## [Exercise objective]
All of the entries must be reproduced exactly, with no images carried over.

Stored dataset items
'''

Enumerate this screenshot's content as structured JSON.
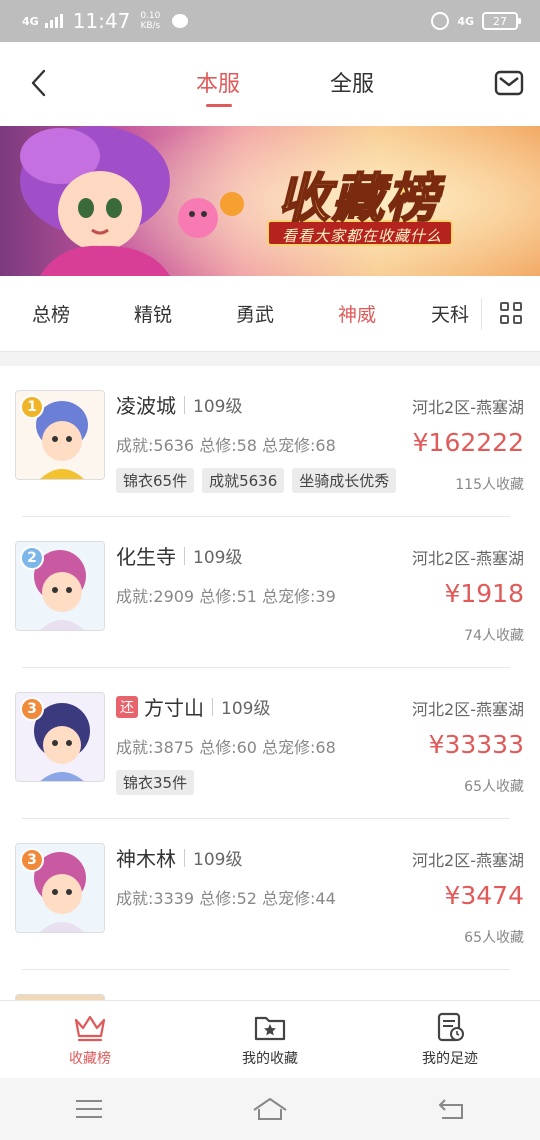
{
  "status_bar": {
    "network": "4G",
    "time": "11:47",
    "speed_value": "0.10",
    "speed_unit": "KB/s",
    "network_right": "4G",
    "battery": "27"
  },
  "header": {
    "tabs": [
      {
        "label": "本服",
        "active": true
      },
      {
        "label": "全服",
        "active": false
      }
    ]
  },
  "banner": {
    "title": "收藏榜",
    "subtitle": "看看大家都在收藏什么"
  },
  "categories": [
    {
      "label": "总榜",
      "active": false
    },
    {
      "label": "精锐",
      "active": false
    },
    {
      "label": "勇武",
      "active": false
    },
    {
      "label": "神威",
      "active": true
    },
    {
      "label": "天科",
      "active": false
    }
  ],
  "items": [
    {
      "rank": "1",
      "rank_color": "#f0b429",
      "avatar_color": "#6b7fd6",
      "returning": false,
      "name": "凌波城",
      "level": "109级",
      "server": "河北2区-燕塞湖",
      "stats": "成就:5636 总修:58 总宠修:68",
      "price": "¥162222",
      "tags": [
        "锦衣65件",
        "成就5636",
        "坐骑成长优秀"
      ],
      "favorites": "115人收藏"
    },
    {
      "rank": "2",
      "rank_color": "#7db6e8",
      "avatar_color": "#c95aa1",
      "returning": false,
      "name": "化生寺",
      "level": "109级",
      "server": "河北2区-燕塞湖",
      "stats": "成就:2909 总修:51 总宠修:39",
      "price": "¥1918",
      "tags": [],
      "favorites": "74人收藏"
    },
    {
      "rank": "3",
      "rank_color": "#f08a3a",
      "avatar_color": "#4a4fa8",
      "returning": true,
      "return_label": "还",
      "name": "方寸山",
      "level": "109级",
      "server": "河北2区-燕塞湖",
      "stats": "成就:3875 总修:60 总宠修:68",
      "price": "¥33333",
      "tags": [
        "锦衣35件"
      ],
      "favorites": "65人收藏"
    },
    {
      "rank": "3",
      "rank_color": "#f08a3a",
      "avatar_color": "#c95aa1",
      "returning": false,
      "name": "神木林",
      "level": "109级",
      "server": "河北2区-燕塞湖",
      "stats": "成就:3339 总修:52 总宠修:44",
      "price": "¥3474",
      "tags": [],
      "favorites": "65人收藏"
    }
  ],
  "bottom_nav": [
    {
      "label": "收藏榜",
      "icon": "crown-icon",
      "active": true
    },
    {
      "label": "我的收藏",
      "icon": "star-folder-icon",
      "active": false
    },
    {
      "label": "我的足迹",
      "icon": "history-icon",
      "active": false
    }
  ],
  "colors": {
    "accent": "#e05a5a"
  }
}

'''

## [Output below]
Enumerate this screenshot's content as structured JSON.
{
  "status_bar": {
    "network": "4G",
    "time": "11:47",
    "speed_value": "0.10",
    "speed_unit": "KB/s",
    "network_right": "4G",
    "battery": "27"
  },
  "header": {
    "tabs": [
      {
        "label": "本服",
        "active": true
      },
      {
        "label": "全服",
        "active": false
      }
    ]
  },
  "banner": {
    "title": "收藏榜",
    "subtitle": "看看大家都在收藏什么"
  },
  "categories": [
    {
      "label": "总榜",
      "active": false
    },
    {
      "label": "精锐",
      "active": false
    },
    {
      "label": "勇武",
      "active": false
    },
    {
      "label": "神威",
      "active": true
    },
    {
      "label": "天科",
      "active": false
    }
  ],
  "items": [
    {
      "rank": "1",
      "rank_color": "#f0b429",
      "avatar_color": "#6b7fd6",
      "returning": false,
      "name": "凌波城",
      "level": "109级",
      "server": "河北2区-燕塞湖",
      "stats": "成就:5636 总修:58 总宠修:68",
      "price": "¥162222",
      "tags": [
        "锦衣65件",
        "成就5636",
        "坐骑成长优秀"
      ],
      "favorites": "115人收藏"
    },
    {
      "rank": "2",
      "rank_color": "#7db6e8",
      "avatar_color": "#c95aa1",
      "returning": false,
      "name": "化生寺",
      "level": "109级",
      "server": "河北2区-燕塞湖",
      "stats": "成就:2909 总修:51 总宠修:39",
      "price": "¥1918",
      "tags": [],
      "favorites": "74人收藏"
    },
    {
      "rank": "3",
      "rank_color": "#f08a3a",
      "avatar_color": "#4a4fa8",
      "returning": true,
      "return_label": "还",
      "name": "方寸山",
      "level": "109级",
      "server": "河北2区-燕塞湖",
      "stats": "成就:3875 总修:60 总宠修:68",
      "price": "¥33333",
      "tags": [
        "锦衣35件"
      ],
      "favorites": "65人收藏"
    },
    {
      "rank": "3",
      "rank_color": "#f08a3a",
      "avatar_color": "#c95aa1",
      "returning": false,
      "name": "神木林",
      "level": "109级",
      "server": "河北2区-燕塞湖",
      "stats": "成就:3339 总修:52 总宠修:44",
      "price": "¥3474",
      "tags": [],
      "favorites": "65人收藏"
    }
  ],
  "bottom_nav": [
    {
      "label": "收藏榜",
      "icon": "crown-icon",
      "active": true
    },
    {
      "label": "我的收藏",
      "icon": "star-folder-icon",
      "active": false
    },
    {
      "label": "我的足迹",
      "icon": "history-icon",
      "active": false
    }
  ],
  "colors": {
    "accent": "#e05a5a"
  }
}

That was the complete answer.